Pursuit of Research Promoting Good Nutrition For Special Needs

  • “Picky eater” teen loses vision and hearing due to junk food diet
    by Lisa Geng on September 3, 2019 at 6:02 pm

    40% of a typical 2 to 18-year old’s diet consists of “empty calories” (commonly known as “junk food”), and even in the remaining 60 percent of their diet, there are often roadblocks to gaining essential nutrients. Elimination and fad diets often prevent children from meeting daily requirements. Dietary sources of energy, solid fats, and added...Read More » […]

  • I’m learning to speak, please don’t mind me while I eat
    by Lisa Geng on August 9, 2019 at 7:55 pm

    We recently saw an article about a family who was asked to leave a restaurant when their child with Apraxia made a nearby patron uncomfortable with his attempts at speech. That had us thinking… We previously created an information card to hand out while Trick-Or-Treating at Halloween. It’s obvious that parents need similar information cards...Read More » […]

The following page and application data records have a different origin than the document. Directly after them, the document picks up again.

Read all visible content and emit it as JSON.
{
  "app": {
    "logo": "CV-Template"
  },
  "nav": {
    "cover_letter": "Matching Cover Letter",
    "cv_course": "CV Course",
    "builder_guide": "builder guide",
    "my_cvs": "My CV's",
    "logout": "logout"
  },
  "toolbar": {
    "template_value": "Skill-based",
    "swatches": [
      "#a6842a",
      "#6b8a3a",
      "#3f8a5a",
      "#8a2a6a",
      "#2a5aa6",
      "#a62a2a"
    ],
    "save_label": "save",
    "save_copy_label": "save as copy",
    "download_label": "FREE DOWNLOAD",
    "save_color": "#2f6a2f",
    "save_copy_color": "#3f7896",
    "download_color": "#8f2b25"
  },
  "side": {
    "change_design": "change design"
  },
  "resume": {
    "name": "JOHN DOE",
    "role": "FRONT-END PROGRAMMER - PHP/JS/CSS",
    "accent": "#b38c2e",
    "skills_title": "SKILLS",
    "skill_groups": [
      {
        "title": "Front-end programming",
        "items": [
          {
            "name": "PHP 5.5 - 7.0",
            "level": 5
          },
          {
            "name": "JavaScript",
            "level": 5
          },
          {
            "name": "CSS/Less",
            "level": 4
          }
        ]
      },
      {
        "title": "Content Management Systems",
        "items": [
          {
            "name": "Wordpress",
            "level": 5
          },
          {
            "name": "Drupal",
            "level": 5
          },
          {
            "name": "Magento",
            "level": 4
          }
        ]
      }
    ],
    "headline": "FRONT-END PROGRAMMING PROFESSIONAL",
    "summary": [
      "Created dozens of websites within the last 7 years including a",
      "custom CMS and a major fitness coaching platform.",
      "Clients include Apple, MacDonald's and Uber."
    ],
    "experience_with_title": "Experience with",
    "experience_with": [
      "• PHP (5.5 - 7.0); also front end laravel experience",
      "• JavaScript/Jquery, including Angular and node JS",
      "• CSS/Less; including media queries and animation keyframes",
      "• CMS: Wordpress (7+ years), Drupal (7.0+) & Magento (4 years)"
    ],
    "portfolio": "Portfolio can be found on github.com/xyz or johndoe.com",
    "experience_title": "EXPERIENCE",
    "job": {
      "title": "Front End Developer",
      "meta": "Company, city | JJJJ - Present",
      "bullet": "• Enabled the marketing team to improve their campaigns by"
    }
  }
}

  • How to use songs to stimulate speech
    by Lisa Geng on July 15, 2019 at 8:26 pm

    There is evidence to support music therapy, but you don’t have to be a music therapist to get the benefits of singing to and with your child. Your child doesn’t care if you are a professional singer, or if you are singing the right words,  or making it up as you go.  Singing can help...Read More » […]

  • 20 Inspiring Children’s Book Quotes
    by Lisa Geng on July 1, 2019 at 8:53 pm

    All of us know the book ‘All I Really Need To Know I Learned In Kindergarten. That wisdom was not at the top of the graduate school mountain, but there in the sand pile at school. Share everything. Play fair. Don’t hit people. Put things back where you found them. Clean up your own mess....Read More » […]

  • Should contingency management plans include planned aversive consequences?
    by Lisa Geng on June 23, 2019 at 3:43 pm

    Should only positive reinforcement be specified or should plans be made to use multiple contingencies that include aversive consequences? With “normal” subjects addition of a mildly aversive contingency will often neither help nor hurt. Hundert (1976) compared giving tokens, taking tokens away for failure to emit the target behaviors a mildly aversive token cost punishment...Read More » […]